AIM OF THE TASK:
Write out each record exactly as given, but do not include the pictures.

[Page and application data records]
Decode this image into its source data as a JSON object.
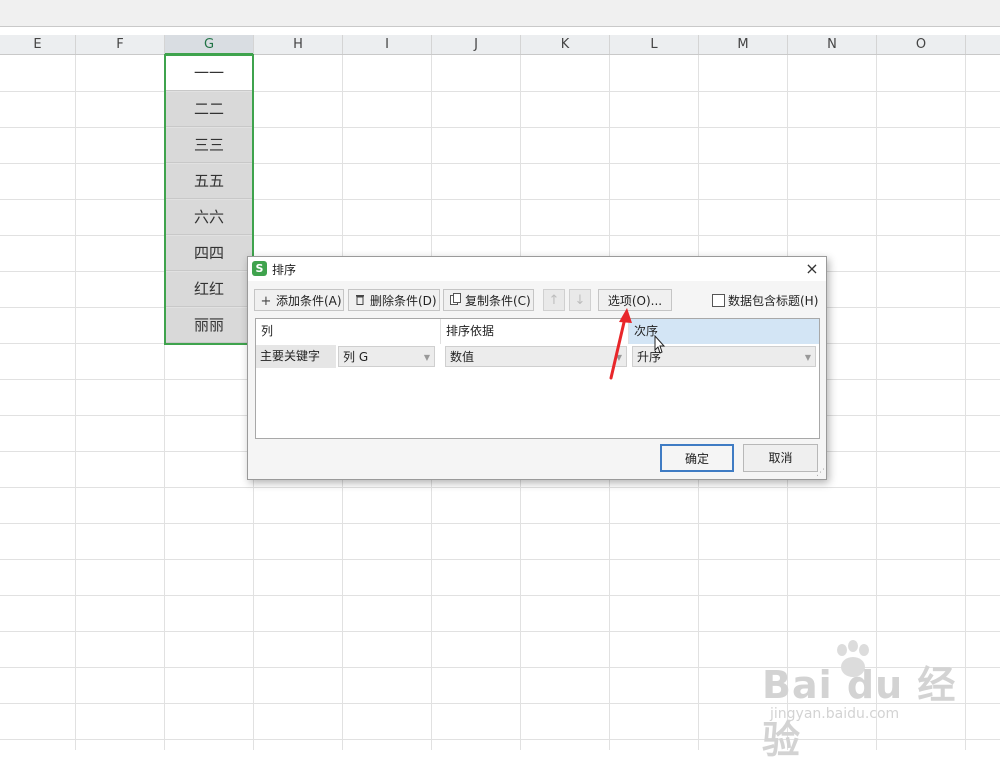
{
  "columns": [
    "E",
    "F",
    "G",
    "H",
    "I",
    "J",
    "K",
    "L",
    "M",
    "N",
    "O"
  ],
  "selected_column": "G",
  "cells_g": [
    "一一",
    "二二",
    "三三",
    "五五",
    "六六",
    "四四",
    "红红",
    "丽丽"
  ],
  "dialog": {
    "icon_letter": "S",
    "title": "排序",
    "close": "×",
    "toolbar": {
      "add": "添加条件(A)",
      "delete": "删除条件(D)",
      "copy": "复制条件(C)",
      "up": "↑",
      "down": "↓",
      "options": "选项(O)...",
      "header_checkbox": "数据包含标题(H)",
      "header_checked": false
    },
    "table_headers": [
      "列",
      "排序依据",
      "次序"
    ],
    "row": {
      "label": "主要关键字",
      "column": "列 G",
      "sort_on": "数值",
      "order": "升序"
    },
    "ok": "确定",
    "cancel": "取消"
  },
  "watermark": {
    "text": "Bai du 经验",
    "url": "jingyan.baidu.com"
  },
  "colors": {
    "selection_green": "#3fa34d",
    "ok_border": "#3f7cc4",
    "annotation_red": "#e8262a",
    "header_highlight": "#d3e5f5"
  },
  "icons": [
    "plus-icon",
    "trash-icon",
    "copy-icon",
    "arrow-up-icon",
    "arrow-down-icon",
    "close-icon",
    "dropdown-arrow-icon",
    "mouse-cursor-icon",
    "red-annotation-arrow"
  ]
}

WORKED SOLUTION:
Decode this image into its source data as a JSON object.
{
  "columns": [
    "E",
    "F",
    "G",
    "H",
    "I",
    "J",
    "K",
    "L",
    "M",
    "N",
    "O"
  ],
  "selected_column": "G",
  "cells_g": [
    "一一",
    "二二",
    "三三",
    "五五",
    "六六",
    "四四",
    "红红",
    "丽丽"
  ],
  "dialog": {
    "icon_letter": "S",
    "title": "排序",
    "close": "×",
    "toolbar": {
      "add": "添加条件(A)",
      "delete": "删除条件(D)",
      "copy": "复制条件(C)",
      "up": "↑",
      "down": "↓",
      "options": "选项(O)...",
      "header_checkbox": "数据包含标题(H)",
      "header_checked": false
    },
    "table_headers": [
      "列",
      "排序依据",
      "次序"
    ],
    "row": {
      "label": "主要关键字",
      "column": "列 G",
      "sort_on": "数值",
      "order": "升序"
    },
    "ok": "确定",
    "cancel": "取消"
  },
  "watermark": {
    "text": "Bai du 经验",
    "url": "jingyan.baidu.com"
  },
  "colors": {
    "selection_green": "#3fa34d",
    "ok_border": "#3f7cc4",
    "annotation_red": "#e8262a",
    "header_highlight": "#d3e5f5"
  },
  "icons": [
    "plus-icon",
    "trash-icon",
    "copy-icon",
    "arrow-up-icon",
    "arrow-down-icon",
    "close-icon",
    "dropdown-arrow-icon",
    "mouse-cursor-icon",
    "red-annotation-arrow"
  ]
}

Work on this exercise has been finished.